As the CIA and the media play a game of “where’s Edward Snowden“, the phone hacking scandal, this whole CIA/MI6 “Prism” business and the Tories try to push through yet another attack on people’s privacy we have another round of allegations regarding the misuse of the authorities powers of surveillance. Last night’s Dispatches on Channel 4 described a policy of systematic police surveillance that would put many totalitarian regimes to shame.
Now the police would have us believe that they only use undercover officers or the powers granted to them by various anti-drug or anti-terrorism legislation in the most extreme of circumstances. But we now have allegations that the police tried to use undercover operations to cover up the Steven Lawrence affair. This is, to say the least shocking. Bad enough that they screwed up the investigation through institutional racism, but they then attempted to setup and entrap his family and friends whose only crime was to stand up for their dead son’s rights.
For years members of lefty groups, be they anti-racism, animal rights, climate activists or anti-capitalists have complained about how they were being victimised and spied on by the police. Or that the bulk of trouble orchestrated at demo’s was by agent provocateurs from the security forces. Now we have evidence to suggest that this isn’t just idle paranoia. It turns out that numerous undercover officers had indeed infiltrated many left wing groups. Many had sexual relationships with activists despite in some cases being married (this is what the rest of us call “adultery“….or state sanctioned rape!), even fathering children. It would seem that one of the original authors of the infamous London Greenpeace “Mc Libel” pamphlet was in fact an undercover officer.
And of course all of this comes on the back of the allegations previously aired surrounding Mark Kennedy. The whole reason why that trial of activists collapsed was because it became clear that the protesters were originally planning to cancel the direction action (or at the very least sleep on it) but were talked into staying by him and other under cover officers.
If this happened in any other country we’d call it political suppression and abuse of power. Is it any wonder we see the irony of Edward Snowden hoping from China to Russia, two countries hardly known for their commitments to human rights.
And of course there is a further issue of miss-allocation of resources. I mean those undercover officers, rather than wasting their time on a bunch of fluffy tree huggers, could have been doing something useful. Such as going after drug dealers or terrorists or how about infiltrating a few banks and getting people on the inside, so next time there’s a financial scandal we can put these guys away for a good long stretch. Indeed, speaking of terrorists, the (alleged) Woolwich murders were known to the police, but they hadn’t arrested them because they were trying to recruit them as spies!

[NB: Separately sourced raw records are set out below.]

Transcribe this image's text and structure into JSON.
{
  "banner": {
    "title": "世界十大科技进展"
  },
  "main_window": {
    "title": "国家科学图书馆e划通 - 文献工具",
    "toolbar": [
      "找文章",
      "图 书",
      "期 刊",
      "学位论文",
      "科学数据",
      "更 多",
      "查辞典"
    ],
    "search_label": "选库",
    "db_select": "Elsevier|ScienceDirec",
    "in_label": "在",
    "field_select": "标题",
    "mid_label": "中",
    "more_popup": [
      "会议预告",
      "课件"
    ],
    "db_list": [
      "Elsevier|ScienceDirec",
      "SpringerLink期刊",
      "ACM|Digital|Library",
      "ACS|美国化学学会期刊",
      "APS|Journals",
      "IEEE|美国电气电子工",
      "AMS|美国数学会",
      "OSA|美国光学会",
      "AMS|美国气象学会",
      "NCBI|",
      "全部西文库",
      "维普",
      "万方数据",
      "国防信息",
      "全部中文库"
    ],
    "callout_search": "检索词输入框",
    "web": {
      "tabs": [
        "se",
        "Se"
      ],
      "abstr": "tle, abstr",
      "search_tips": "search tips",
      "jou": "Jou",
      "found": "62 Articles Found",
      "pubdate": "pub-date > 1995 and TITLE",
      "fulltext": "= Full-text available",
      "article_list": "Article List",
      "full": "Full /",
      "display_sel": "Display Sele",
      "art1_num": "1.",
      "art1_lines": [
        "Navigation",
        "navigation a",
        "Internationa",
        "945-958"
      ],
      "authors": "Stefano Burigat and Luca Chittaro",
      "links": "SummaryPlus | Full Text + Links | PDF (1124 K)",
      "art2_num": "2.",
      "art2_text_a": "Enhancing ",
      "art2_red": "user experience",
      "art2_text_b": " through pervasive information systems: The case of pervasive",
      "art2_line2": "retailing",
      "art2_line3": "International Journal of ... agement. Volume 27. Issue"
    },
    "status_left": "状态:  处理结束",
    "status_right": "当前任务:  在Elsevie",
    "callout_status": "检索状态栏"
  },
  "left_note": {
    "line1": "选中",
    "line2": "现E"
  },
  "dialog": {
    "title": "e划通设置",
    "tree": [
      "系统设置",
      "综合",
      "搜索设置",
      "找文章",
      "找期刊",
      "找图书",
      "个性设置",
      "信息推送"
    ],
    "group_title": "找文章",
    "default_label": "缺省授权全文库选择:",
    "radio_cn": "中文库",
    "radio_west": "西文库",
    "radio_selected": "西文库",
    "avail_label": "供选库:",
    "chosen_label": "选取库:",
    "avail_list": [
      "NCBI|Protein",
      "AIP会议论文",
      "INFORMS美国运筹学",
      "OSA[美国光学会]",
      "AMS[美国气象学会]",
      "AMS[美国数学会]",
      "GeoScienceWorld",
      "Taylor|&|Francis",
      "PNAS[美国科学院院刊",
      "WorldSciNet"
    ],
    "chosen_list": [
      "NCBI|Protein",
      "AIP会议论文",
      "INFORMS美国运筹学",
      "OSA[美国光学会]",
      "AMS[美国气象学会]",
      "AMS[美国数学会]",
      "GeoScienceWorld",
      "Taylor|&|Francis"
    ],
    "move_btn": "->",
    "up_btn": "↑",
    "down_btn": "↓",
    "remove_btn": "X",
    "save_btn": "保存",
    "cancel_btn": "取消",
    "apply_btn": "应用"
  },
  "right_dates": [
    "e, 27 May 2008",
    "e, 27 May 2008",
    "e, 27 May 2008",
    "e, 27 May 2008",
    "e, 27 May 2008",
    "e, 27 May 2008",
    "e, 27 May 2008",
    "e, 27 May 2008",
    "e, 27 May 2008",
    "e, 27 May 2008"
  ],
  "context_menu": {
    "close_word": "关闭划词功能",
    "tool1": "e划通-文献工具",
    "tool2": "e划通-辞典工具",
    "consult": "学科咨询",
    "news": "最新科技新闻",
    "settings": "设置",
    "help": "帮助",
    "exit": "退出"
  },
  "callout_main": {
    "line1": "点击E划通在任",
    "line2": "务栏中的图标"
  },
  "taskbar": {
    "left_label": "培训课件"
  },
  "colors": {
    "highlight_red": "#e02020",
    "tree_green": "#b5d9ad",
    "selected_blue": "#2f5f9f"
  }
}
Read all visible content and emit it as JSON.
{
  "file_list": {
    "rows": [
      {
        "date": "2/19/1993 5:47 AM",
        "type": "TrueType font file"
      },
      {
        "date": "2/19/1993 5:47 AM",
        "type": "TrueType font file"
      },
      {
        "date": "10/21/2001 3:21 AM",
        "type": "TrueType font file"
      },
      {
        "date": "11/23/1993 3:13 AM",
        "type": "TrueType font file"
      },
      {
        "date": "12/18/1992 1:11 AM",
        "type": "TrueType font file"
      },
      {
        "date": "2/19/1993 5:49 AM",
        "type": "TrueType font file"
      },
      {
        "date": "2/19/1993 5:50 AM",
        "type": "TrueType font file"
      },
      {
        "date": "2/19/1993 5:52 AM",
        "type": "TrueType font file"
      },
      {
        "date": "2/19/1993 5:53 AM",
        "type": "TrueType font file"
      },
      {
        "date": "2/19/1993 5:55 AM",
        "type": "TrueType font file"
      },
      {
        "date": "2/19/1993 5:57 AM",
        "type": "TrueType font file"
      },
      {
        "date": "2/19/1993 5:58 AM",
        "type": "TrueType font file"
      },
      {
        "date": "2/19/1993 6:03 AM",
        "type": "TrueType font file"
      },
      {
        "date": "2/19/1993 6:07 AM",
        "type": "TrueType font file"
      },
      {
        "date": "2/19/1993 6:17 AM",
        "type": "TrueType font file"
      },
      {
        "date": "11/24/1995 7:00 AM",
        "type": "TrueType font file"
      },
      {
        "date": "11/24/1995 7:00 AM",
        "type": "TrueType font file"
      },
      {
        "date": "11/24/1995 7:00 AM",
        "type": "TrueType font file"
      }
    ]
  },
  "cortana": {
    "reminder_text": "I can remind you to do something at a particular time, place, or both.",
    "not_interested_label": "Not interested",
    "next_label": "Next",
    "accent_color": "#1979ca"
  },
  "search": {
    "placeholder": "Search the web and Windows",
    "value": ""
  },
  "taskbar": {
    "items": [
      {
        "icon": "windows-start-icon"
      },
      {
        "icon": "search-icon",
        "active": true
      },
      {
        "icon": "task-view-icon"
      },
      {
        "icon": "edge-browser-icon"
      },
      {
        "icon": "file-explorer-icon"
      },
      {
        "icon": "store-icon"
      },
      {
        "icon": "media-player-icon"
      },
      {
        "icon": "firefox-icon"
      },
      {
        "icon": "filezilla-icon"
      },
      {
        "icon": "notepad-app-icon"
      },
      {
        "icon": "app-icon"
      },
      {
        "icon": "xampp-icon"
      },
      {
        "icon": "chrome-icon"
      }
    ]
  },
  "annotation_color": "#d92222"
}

Quite clearly the security forces have massively abused the powers granted to them. Indeed I would argue that giving such powers to the security services has proved entirely counter productive as it means there more worried about using them to cover spare themselves embarrassment than actually protecting the country from genuine threats. Therefore I would argue for a rolling back of many of these powers in response. I mean if we in the universities were granted a pile of money we could spend in private and it turned out we were using them to undertake “research” into beer and drugs, I think we’d have the cash taken off us pretty quickly and quite a few of us done for fraud.
It is true that there are people out there whom the state wishes to keep an eye on, but procedures need to be in place to prevent abuse of powers. Like the guards in a Stanford prison experiment the security services need to know that they will be held to account for any abuse of powers.
A simple solution would be to extend the rights of Freedom of Information to include police or MI5 & MI6 surveillance operations. In short if the cops spy on us they can only do so with a court order and they only get to watch for a certain period of time (say no more than 2 months) before that surveillance comes under review by another judge. If its clear that those being spied on are not a serious threat (i.e. one that warrants the use of under cover officers or wire taps that could be better deployed elsewhere) or that there’s no progress towards an arrest, they have to stop. Furthermore after a period of, say 5-10 years, they have to disclose that fact that they spied on people and thus giving the public and the courts the opportunity to determine if they overstepped the mark.
If the officers described in the examples above knew there was a very real risk of their actions being made public, potentially leading to public ridicule, dismissal from the force, arrest and imprisonment, I suspect said abuses of power would never have a occurred and never will occur. Its only fair that if the police or spooks want to watch us that we get to watch them back in return.